Sure, there’s been rain, snow and hail lately, but believe it or not, spring is almost here. Before we know it, it will be time to open the shutters, shed the big wooly sweaters and do something about a winter’s worth of clutter.
Don’t sweat it. I’m right there with you in the spring cleaning boat. Fortunately, with a few easy steps, we can make this year’s spring cleaning the fresh, green event the season deserves.
1. Donate and declutter.
Let’s be honest, when was the last time you used that tennis racket or wore those boots? If you have items collecting dust in the back of the closet, maybe it’s time to find them a new home. Donate unneeded items, host a yard sale with neighbors, give items to a friend or join a local Buy Nothing group. You’ll be surprised at how many items can go to a new home instead of the landfill.
And when it comes to items you can’t reuse or give away, like old boxes, paper bags, bottles and cans, be sure to recycle. You’ll see those items again soon, when they’re remade into new products like cereal boxes, ski jackets or park benches.
2. Get cleaner the greener way.
After you’re done decluttering and it’s time to tackle dust and grime, you can save money and avoid harsh chemicals, hazardous waste and extra packaging by making your own cleaners. Most areas at home can be cleaned with non-toxic products like baking soda, vinegar and good old-fashioned soap. To study up on non-toxic cleaners, visit: extension.wsu.edu/snohomish/greencleaning.
3. Pay attention to labels.
Keep an eye out for items labeled with “caution,” “warning,” “danger” or “poison” when cleaning at home – chances are they need special care when it’s time to toss them out. To keep your home and the environment safe, find your local hazardous waste disposal facility at snohomishcountywa.gov/477/Hazardous-Waste.
4. Get outside.
Yep, there’s usually spring cleaning to be done outside as well. When it’s time to spruce up the yard, the yard waste cart is your best friend. You can compost grass clippings, leaves and plant trimmings. Branches can go in, too. Just cut them into sections smaller than 4 feet, so they fit in the cart.

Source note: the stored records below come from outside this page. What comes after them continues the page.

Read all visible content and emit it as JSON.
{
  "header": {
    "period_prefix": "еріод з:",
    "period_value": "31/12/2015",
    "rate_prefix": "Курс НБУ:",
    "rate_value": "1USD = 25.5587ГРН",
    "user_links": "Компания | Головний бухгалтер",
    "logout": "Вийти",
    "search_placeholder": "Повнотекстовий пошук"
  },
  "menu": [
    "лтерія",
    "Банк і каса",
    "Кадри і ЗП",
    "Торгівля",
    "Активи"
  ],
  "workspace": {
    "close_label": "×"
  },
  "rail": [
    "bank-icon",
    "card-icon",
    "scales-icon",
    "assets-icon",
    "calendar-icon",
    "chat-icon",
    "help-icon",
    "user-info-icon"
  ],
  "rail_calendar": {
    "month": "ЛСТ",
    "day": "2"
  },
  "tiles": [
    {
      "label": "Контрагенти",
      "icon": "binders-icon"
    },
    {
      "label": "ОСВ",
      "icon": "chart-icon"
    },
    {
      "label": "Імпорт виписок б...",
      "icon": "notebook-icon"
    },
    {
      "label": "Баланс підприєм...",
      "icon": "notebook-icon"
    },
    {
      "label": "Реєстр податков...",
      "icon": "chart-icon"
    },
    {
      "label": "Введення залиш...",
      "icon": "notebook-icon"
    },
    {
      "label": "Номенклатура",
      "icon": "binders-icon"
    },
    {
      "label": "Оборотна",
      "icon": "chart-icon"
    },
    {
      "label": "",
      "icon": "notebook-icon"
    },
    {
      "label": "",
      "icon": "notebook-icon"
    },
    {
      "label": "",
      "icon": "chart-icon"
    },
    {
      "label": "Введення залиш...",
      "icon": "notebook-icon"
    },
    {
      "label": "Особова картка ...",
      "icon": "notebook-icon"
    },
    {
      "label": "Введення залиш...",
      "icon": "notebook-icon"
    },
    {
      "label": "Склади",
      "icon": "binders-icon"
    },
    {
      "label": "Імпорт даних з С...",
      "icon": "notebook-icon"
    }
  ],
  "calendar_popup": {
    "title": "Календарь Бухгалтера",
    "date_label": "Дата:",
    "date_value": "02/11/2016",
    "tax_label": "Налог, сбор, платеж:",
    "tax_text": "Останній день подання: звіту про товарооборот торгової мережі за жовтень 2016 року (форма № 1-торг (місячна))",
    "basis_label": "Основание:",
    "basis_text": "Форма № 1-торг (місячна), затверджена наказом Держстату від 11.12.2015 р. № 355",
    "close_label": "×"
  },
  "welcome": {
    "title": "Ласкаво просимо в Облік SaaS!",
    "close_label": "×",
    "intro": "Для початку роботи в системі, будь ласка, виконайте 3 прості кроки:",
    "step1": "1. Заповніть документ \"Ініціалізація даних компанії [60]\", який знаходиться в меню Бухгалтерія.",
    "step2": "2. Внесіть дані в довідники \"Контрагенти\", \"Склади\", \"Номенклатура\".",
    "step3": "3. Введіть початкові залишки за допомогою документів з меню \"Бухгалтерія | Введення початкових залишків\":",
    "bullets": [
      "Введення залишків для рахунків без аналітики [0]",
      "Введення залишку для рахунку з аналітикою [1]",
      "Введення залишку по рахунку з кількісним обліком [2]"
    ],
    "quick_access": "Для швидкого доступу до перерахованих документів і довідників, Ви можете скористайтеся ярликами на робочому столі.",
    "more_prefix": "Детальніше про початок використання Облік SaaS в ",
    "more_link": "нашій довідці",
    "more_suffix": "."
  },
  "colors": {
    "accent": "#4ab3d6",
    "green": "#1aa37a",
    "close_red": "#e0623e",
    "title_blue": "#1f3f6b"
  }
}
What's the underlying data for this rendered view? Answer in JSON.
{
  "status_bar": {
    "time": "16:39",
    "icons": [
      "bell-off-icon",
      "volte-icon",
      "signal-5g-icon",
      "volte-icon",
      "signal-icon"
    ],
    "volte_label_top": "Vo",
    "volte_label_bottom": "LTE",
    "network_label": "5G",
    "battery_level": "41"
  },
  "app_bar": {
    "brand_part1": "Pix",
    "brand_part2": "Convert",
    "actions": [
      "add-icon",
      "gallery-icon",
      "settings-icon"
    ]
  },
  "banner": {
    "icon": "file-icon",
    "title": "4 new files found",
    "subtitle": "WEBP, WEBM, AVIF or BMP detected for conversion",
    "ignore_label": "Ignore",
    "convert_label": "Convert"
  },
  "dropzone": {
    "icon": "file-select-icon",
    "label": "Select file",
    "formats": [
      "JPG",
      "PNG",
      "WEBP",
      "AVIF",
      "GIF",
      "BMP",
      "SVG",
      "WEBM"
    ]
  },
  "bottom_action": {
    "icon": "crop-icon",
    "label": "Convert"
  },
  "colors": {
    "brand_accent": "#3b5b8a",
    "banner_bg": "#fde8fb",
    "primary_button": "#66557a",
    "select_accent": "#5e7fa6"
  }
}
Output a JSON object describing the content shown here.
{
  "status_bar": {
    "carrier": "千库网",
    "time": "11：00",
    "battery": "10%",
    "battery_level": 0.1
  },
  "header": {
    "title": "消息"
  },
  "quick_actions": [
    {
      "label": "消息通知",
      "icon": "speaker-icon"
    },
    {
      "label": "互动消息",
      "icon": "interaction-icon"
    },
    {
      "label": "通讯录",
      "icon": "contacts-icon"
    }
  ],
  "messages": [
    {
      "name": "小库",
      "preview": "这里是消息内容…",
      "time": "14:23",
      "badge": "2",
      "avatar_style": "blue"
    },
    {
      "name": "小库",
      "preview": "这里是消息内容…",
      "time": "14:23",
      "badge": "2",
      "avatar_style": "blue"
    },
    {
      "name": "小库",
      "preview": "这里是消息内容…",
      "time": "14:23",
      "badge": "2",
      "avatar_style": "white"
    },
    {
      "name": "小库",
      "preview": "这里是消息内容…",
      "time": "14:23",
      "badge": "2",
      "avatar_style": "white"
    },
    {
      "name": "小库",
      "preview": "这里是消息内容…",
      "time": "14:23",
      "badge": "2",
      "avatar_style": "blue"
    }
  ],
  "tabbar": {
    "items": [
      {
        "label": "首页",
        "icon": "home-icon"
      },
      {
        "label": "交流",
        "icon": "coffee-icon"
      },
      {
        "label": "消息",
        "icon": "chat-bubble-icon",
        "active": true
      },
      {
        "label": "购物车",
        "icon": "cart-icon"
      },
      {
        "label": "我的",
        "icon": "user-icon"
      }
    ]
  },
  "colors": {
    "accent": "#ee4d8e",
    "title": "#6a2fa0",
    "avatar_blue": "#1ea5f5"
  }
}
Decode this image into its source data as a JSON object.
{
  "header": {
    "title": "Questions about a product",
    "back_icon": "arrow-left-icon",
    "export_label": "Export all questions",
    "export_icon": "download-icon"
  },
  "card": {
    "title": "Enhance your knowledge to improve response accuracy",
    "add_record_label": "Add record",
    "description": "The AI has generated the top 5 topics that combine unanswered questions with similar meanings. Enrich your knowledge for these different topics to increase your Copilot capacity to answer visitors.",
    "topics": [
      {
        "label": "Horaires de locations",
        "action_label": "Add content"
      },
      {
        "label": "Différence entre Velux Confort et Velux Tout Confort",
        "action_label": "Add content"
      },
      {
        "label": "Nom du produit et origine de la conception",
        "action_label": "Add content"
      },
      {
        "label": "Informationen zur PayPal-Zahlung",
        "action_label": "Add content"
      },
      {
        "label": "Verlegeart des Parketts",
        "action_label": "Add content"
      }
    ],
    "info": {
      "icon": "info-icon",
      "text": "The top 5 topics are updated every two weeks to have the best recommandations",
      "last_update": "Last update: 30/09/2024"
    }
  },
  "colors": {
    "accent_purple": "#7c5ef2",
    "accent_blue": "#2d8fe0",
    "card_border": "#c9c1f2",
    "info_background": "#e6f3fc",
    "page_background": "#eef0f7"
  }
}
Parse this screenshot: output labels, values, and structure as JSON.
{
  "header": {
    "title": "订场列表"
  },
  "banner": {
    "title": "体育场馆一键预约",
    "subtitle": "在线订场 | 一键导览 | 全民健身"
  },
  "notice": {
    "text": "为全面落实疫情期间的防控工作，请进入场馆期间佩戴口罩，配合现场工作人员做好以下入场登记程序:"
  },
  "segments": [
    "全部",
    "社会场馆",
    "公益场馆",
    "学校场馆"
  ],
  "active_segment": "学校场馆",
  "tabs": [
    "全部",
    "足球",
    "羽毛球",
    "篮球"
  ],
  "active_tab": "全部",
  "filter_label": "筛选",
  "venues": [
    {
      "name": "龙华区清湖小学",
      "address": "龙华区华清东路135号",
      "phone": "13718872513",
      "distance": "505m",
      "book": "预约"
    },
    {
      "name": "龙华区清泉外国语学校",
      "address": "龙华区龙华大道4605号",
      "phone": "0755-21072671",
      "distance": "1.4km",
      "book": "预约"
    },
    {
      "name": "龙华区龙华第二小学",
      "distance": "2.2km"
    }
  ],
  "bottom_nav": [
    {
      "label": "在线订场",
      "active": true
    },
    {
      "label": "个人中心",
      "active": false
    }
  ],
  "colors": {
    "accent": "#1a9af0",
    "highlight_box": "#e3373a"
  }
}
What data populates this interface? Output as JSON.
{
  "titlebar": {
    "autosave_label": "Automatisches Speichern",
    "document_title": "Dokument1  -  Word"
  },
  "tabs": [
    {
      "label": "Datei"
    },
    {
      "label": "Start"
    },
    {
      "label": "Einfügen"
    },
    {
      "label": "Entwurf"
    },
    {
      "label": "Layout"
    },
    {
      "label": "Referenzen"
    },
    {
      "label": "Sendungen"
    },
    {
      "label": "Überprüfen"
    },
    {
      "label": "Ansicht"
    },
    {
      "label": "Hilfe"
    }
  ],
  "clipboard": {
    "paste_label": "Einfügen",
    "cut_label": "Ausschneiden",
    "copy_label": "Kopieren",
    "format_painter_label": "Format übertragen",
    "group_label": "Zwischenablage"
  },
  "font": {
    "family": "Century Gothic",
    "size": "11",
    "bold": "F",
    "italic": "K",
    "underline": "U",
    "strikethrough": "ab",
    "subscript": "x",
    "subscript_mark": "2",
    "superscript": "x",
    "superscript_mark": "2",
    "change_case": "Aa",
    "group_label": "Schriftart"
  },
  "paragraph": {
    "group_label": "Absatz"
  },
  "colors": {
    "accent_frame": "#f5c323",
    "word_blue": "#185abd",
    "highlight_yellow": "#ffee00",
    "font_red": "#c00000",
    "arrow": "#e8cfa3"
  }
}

That’s all there is to it! With these four steps, and a healthy dose of elbow grease, our homes will be clean, green and spring-ready.
Now where did I put those rubber gloves?
Michelle Metzler is the recycling education and outreach manager for Waste Management. Have more recycling questions? When in doubt, find out at recycleoftenrecycleright.com/get-started.